  • 1/2 stick butter
  • 1 tablespoon minced garlic
  • 1/4 cup chopped chives


Preheat the oven to 450 degrees F.

Wash the potatoes. Add the potatoes to a large saucepan of salted water over medium heat. Bring to a boil and cook the potatoes until tender, about 10 to 12 minutes, Drain potatoes.

In a large bowl, toss together the potatoes, shallots, olive oil and salt and pepper, to taste. Add them to a quarter sheet pan and bake in the oven for 15 to 20 minutes. Remove the potatoes from the oven, allow to cool and then smash.

Warm the cream, butter and garlic in a medium saucepan over medium heat. Add the smashed potatoes and season with salt and pepper, to taste. Stir to combine, then transfer the potato mixture to a serving bowl and garnish with chives.


Kristy said...

Confounded Douchebag LOL!!! Good one!! I didn't know there was a difference between roasters and fryers either so I looked it up. The only difference is size and therefor age. Fryers usually live to a ripe old age of 3 months beore they hit our grocer's shelves. Roasters get to live twice as long and therefor are bigger and meatier and more suitable for roasting. However you now know what many of the rest of us small town folk who have limited grocery resources have learned out of necessity: You CAN roast a fryer LOL! Sounds like you had a lovely Sunday dinner.

Confounded Cook said...

Yayyyy!!! My girl Kristy's back and commenting! I know you're ill but I really appreciate your witty comments! I've missed you on here!

Kristy said...

Be careful what you wish for

R B "Bob" said...

A roaster is a much older chicken usually 5 or 6 years old and loaded with fat from which to make outstanding gravy. or save for stock later. Also excellent for stuffing. Do leave the fat on the bird when roasting or it will be as tuff as shoe leather. They usually come from a hen when she quits laying eggs. that my friend is your difference

Confounded Cook said...

Ahhhh....thank you, Bob!

Anonymous said...

I read your blog, then looked at your chicken and my mouth watered.
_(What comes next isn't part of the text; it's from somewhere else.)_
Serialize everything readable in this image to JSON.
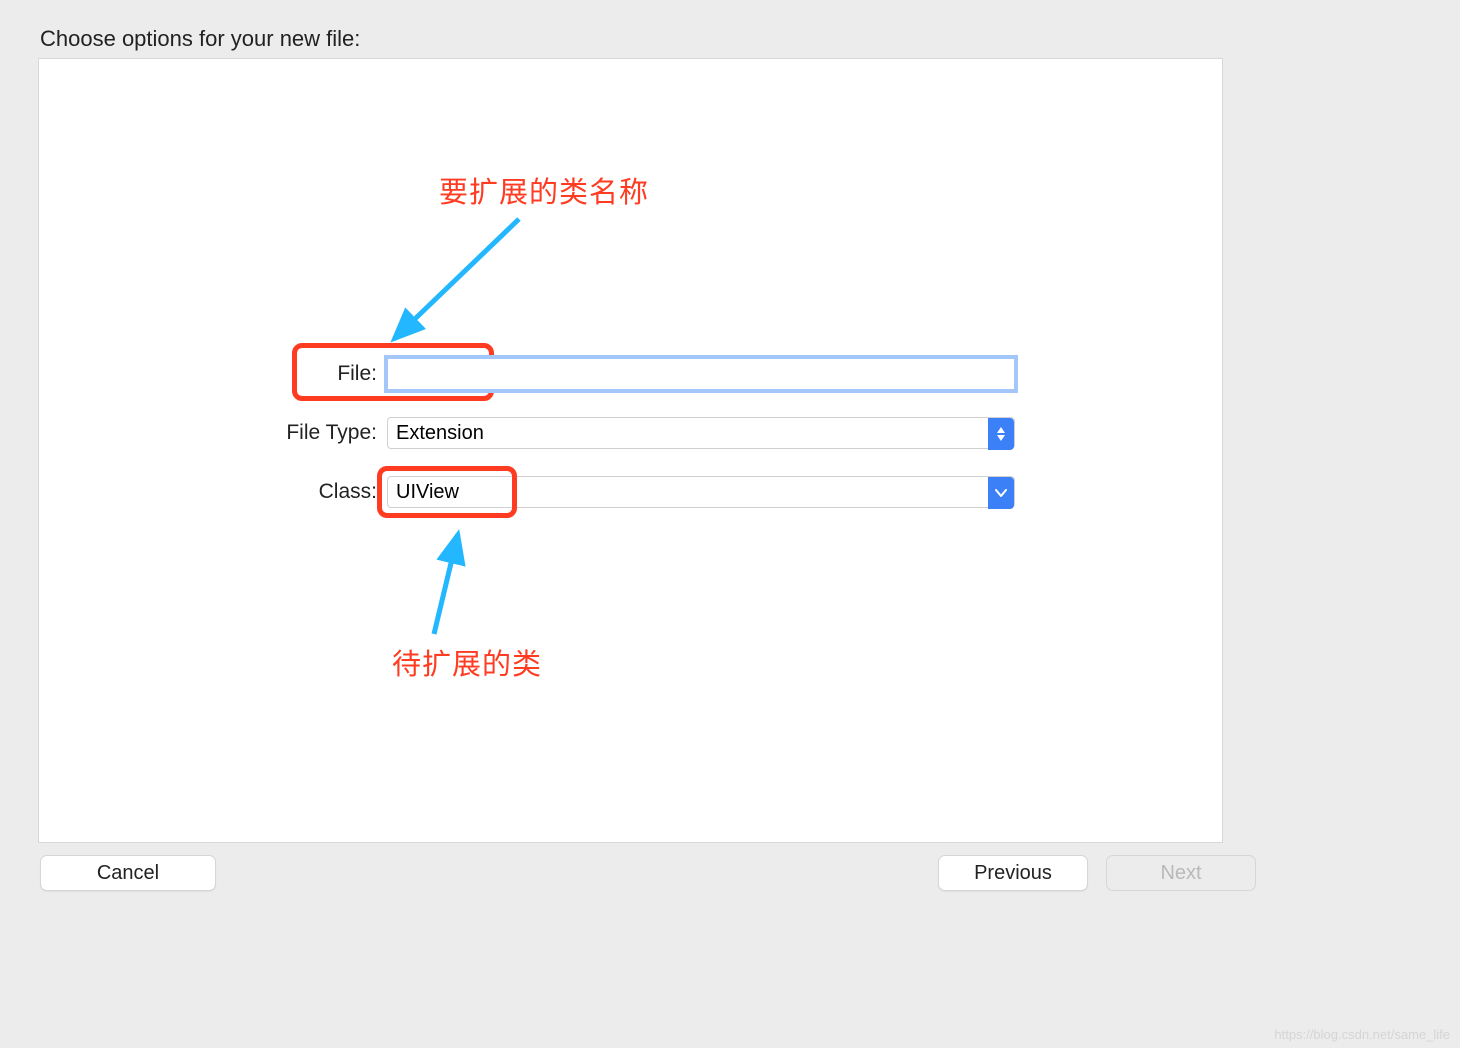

beadly said...

Greg - I love it! Really enjoy the Blog.

Confounded Cook said...

Thank you, Bead! So happy you checked it out....

Post a Comment